AIM OF THE EXERCISE: If a line of the records holds the word "Добавить", copy it out.

[Page and application data records]
○ ○ ○
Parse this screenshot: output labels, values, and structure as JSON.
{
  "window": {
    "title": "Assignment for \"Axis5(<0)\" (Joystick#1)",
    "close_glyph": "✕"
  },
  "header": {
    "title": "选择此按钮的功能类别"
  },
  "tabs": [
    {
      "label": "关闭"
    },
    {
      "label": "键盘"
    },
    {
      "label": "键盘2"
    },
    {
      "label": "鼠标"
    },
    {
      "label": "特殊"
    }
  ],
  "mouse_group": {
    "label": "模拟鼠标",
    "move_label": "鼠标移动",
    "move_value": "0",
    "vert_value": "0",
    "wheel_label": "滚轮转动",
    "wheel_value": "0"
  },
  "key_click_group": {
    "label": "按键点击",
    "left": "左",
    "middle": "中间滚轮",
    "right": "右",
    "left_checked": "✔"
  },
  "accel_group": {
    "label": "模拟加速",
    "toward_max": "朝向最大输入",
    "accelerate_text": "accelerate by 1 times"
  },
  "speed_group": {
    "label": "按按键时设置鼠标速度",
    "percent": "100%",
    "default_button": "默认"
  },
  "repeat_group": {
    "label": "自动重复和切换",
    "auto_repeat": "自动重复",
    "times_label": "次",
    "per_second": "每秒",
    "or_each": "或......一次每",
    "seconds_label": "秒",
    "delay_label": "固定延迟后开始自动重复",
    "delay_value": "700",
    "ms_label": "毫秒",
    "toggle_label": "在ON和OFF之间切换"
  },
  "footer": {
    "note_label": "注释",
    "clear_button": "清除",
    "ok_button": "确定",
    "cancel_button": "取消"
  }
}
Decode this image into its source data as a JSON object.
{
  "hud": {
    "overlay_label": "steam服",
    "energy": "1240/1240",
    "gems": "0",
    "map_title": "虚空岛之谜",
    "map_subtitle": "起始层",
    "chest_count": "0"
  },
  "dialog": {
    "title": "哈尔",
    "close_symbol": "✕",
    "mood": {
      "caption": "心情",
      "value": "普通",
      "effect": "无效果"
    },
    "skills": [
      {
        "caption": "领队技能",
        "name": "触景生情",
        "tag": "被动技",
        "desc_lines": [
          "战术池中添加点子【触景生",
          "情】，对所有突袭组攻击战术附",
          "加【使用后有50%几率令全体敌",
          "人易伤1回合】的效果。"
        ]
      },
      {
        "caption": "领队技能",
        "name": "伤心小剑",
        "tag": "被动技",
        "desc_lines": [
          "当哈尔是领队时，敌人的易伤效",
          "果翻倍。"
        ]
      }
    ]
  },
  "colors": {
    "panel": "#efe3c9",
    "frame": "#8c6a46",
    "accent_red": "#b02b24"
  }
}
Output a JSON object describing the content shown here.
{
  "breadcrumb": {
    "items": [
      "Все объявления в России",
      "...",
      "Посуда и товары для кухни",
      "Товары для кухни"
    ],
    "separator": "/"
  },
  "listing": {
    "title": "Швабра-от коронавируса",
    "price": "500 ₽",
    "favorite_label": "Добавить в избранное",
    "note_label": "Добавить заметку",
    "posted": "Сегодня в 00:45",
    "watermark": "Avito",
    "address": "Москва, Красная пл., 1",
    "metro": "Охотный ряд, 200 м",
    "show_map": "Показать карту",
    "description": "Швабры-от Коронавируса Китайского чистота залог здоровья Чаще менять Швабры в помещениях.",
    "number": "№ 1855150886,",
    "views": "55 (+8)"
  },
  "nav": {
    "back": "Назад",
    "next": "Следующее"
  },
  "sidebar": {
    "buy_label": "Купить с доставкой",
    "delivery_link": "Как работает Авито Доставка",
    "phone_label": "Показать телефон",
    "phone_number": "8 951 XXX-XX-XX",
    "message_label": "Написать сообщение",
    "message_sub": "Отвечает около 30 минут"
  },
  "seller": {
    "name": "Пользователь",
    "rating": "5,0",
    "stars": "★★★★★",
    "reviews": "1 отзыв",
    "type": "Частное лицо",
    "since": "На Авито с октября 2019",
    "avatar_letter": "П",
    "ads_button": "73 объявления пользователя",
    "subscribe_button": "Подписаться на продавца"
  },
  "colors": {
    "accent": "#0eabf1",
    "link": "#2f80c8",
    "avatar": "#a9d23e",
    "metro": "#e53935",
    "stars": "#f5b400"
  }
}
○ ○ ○
EXERCISE OUTPUT:
    "favorite_label": "Добавить в избранное",
    "note_label": "Добавить заметку",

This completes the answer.